Built at a public cost of $320 million, Astana Opera boasts a neoclassical design adorned with Kazakh-inspired touches.
Its peaked roof is topped with an image of Tomiris, queen of the ancient Sakhs, who are held to be the ancestors of the Kazakhs, and its entrance is flanked by sculptures of musicians playing traditional Kazakh instruments.
The ceiling in the plush red-and-gold interior has a circular design reminiscent of the shanyrak, the top of the felt yurt in which the once nomadic Kazakhs formerly dwelled.
Arts critics laud the theater for a design boasting clear views of the stage from all its 1,200 seats and excellent acoustics. The secret is in the wood – beech, birch, cherry and Canadian pine.
As Alpiyev pointed out, none of this has come cheap.
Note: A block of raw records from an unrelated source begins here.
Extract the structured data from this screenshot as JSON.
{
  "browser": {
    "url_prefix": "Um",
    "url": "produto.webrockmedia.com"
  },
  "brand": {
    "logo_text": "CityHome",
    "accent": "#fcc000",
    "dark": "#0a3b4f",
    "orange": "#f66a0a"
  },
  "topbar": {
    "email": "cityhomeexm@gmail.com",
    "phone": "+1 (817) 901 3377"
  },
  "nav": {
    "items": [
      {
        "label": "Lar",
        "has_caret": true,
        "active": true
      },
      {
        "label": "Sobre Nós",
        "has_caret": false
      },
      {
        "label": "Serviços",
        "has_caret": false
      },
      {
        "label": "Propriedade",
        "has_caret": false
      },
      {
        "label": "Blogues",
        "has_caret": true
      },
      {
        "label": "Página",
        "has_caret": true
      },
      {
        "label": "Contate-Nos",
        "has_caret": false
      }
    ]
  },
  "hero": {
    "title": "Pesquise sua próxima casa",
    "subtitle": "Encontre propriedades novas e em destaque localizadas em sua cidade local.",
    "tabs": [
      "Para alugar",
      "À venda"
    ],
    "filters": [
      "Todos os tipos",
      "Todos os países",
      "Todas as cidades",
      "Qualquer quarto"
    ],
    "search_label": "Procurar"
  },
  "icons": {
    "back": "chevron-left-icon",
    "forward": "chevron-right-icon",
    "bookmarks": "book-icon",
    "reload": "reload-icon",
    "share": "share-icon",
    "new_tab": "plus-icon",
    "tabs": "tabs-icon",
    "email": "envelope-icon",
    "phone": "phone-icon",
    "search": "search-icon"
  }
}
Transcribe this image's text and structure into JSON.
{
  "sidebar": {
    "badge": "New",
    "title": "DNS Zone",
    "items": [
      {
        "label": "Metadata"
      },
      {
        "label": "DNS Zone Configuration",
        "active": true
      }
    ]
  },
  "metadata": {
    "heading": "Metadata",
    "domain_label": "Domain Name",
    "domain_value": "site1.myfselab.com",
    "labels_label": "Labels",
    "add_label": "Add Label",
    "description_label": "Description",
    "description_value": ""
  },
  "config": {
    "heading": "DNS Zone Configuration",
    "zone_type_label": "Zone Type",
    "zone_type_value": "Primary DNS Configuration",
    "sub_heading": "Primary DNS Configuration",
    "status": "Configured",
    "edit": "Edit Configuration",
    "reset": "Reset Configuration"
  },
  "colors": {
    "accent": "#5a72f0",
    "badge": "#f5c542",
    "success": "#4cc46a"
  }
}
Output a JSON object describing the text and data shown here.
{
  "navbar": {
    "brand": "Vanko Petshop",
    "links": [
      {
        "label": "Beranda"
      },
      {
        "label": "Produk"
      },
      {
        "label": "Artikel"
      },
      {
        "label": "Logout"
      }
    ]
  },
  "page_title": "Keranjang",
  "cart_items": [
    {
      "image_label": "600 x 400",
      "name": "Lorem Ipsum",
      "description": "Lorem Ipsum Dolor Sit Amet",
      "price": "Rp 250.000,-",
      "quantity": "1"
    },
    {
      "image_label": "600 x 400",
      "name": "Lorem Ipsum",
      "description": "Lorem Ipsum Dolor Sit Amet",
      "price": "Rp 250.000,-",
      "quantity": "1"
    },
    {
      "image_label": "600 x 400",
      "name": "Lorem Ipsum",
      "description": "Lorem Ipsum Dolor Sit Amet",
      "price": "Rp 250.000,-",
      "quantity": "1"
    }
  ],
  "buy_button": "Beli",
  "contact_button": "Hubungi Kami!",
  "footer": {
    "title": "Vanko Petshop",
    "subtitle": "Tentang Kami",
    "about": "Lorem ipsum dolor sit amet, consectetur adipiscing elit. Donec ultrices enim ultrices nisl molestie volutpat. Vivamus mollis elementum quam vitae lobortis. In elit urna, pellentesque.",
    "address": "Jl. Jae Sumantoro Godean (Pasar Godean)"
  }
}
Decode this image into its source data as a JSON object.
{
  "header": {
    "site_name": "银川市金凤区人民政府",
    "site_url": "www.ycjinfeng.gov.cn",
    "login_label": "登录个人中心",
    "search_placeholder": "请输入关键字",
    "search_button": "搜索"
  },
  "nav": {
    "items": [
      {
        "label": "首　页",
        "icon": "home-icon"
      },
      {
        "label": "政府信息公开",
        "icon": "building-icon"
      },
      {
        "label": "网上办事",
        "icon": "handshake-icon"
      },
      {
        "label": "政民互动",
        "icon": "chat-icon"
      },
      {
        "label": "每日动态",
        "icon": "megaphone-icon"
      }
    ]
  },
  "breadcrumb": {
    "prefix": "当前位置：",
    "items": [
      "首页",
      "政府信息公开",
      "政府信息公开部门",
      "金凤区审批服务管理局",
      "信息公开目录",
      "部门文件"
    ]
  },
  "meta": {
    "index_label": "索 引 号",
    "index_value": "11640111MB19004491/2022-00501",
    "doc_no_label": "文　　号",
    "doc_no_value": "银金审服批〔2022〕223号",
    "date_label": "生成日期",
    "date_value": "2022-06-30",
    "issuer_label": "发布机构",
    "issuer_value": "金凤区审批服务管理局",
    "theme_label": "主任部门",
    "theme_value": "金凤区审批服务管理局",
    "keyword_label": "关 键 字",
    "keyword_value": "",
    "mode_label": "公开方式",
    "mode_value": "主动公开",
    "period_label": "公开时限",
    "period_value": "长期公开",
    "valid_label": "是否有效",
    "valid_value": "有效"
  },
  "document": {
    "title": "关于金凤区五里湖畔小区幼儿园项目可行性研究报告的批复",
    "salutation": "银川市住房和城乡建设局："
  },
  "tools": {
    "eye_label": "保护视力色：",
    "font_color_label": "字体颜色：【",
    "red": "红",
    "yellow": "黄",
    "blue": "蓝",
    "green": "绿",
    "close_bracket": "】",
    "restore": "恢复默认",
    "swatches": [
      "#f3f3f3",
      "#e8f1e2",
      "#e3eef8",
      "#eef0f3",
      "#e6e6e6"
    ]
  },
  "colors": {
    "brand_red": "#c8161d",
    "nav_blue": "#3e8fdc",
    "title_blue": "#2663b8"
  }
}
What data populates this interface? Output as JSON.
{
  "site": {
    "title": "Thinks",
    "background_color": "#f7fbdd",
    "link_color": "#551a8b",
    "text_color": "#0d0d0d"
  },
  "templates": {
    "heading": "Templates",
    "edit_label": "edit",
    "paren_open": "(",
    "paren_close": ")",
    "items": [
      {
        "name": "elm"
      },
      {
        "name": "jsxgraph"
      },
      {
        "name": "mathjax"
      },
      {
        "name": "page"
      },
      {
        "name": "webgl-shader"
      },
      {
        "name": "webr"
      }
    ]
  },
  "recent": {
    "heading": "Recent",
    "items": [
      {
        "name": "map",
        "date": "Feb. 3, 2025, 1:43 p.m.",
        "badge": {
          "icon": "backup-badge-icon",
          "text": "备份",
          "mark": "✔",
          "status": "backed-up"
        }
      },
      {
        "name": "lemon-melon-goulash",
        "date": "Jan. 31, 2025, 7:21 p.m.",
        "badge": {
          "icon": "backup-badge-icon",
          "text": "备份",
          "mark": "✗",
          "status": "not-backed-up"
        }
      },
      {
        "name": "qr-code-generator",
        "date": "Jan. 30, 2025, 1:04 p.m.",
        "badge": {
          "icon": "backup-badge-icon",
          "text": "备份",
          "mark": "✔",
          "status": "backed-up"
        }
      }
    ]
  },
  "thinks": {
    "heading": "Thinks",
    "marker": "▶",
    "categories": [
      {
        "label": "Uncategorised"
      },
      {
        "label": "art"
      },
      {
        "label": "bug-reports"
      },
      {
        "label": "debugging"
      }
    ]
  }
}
Like counterparts around the world, Astana Opera survives on state subsidies (put by Kazakhstani media at some $14 million annually), and it currently faces budget cuts as an economic crisis bites.
Nevertheless, the theater has not abandoned a core principle — established in Soviet times — that the arts should be affordable for the masses: tickets start at just 500 tenge ($1.40).
After the curtain fell on Karagoz for the interval, the chandelier-lit lobby, where bars served champagne to an appreciative audience, thronged with an eclectic crowd: arts lovers dressed up in their evening finery, pensioners decked out in Soviet war medals, teenagers sporting casual dress.
“I often come to Astana Opera,” student Togzhan Raimbek told EurasiaNet.org. “I like Kazakh ballets best of all, because they show our culture, habits and traditions.”
“It’s making a huge impression on me,” said Ashimkhan Kanayev, a university professor visiting from Almaty, of the Karagoz ballet.
As for Astana Opera, “it’s a wonderful fusion of a temple of the arts and skillful performers, which is giving everyone enormous pleasure.”
Joanna Lillis is a freelance writer who specializes in Central Asia.